MORE than 1000 Western Australian sheep industry stakeholders met with the independent live sheep export phaseout panel last week.
Despite statements from the Australian Livestock Exporters Council and grower bodies that they would not consult with the panel about the proposed phaseout, stakeholders across regional WA attended panel meetings from 17-21 April.
A Department of Agriculture Fisheries and Forestry spokesperson said while some stakeholders came prepared to discuss their views about timelines and how the phaseout might be conducted, the town hall-style forums were generally not conducive to that type of in-depth discussion.
A DAFF statement said the panel was appointed by Minister Murray Watt to undertake stakeholder consultation and hear directly from industry—to inform advice on how and when the government will conduct the phaseout.
“Meetings were pursued with local growers’ groups several weeks ahead for that week of consultation in WA to enable the panel to closely listen and engage with a targeted range of individuals, as the panel was mindful to minimise its impact on farmers, many of whom were busy sowing,” the statement said.
“The panel heard peoples’ concerns and apologised for the confusion that resulted, and the unnecessary disruption.
“After strong interest from the community for these meetings to be conducted as open forums, the panel adjusted its approach and warmly welcomed and engaged with everyone who attended in a town hall meeting style.”
Online public forums for a wider audience were always planned and will take place in May 2023, DAFF said.
“The details and dates of the online public forums in May will be promoted widely, including on the department’s website, via social media, and direct communication with industry and other stakeholders.
“All stakeholders are also encouraged to contribute to the consultation process by making a submission here.
Economic impact report deadlines explained

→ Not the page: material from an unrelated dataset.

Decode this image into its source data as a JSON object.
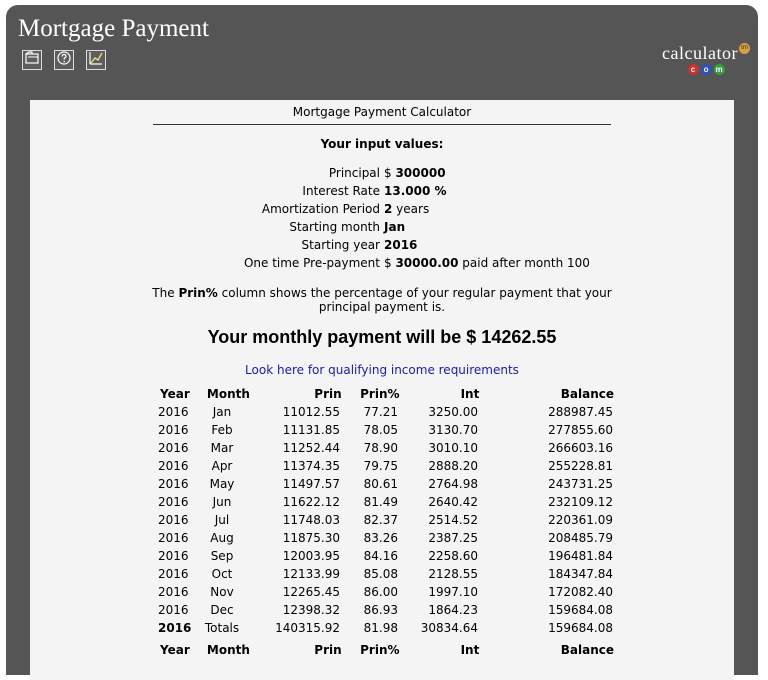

A DAFF spokesperson has also explained why the timeline for expressions of interests and completion of an economic and agronomic impact reports requested by the panel were short.
The phaseout panel on 14 April requested expressions of interest to prepare a detailed on the impact report economic and agronomic impact report by 30 June, with a EOI response deadline of midday on 20 April for a start date four days later.
The panel wants a detailed economic and agronomic assessment of the impact of a phaseout and how to best proceed to provide guidance to the panel in their recommendations to Minister for Agriculture Murray Watt.
The DAFF spokesperson said the department secretariat for the consultation panel is testing the market as to whether there are providers who may wish to provide analysis in support of the panel’s work.
“The firm’s approached are known to hold considerable data and have previously performed analysis.
“The analysis sought by the secretariat for the consultation panel was intended to build upon the selected firms pre-existing knowledge and experience, ameliorating the tight timeframes.”
Sheep Central has been told reports of the detail requested would normally take 6-12 months to complete.
Just to clarify ALEC’s position, we never said we would not engage with the panel. We have said that we would not be engaging in a discussion about how to phase out the industry, but we will be using the consultation as an opportunity to articulate why the policy is wrong. The turn out at these meetings was definitely not in despite of our comments and we believe we have been misrepresented here.
We did a report in early 2000s on values of live export to industry.
I think it was done by Warwick Yates.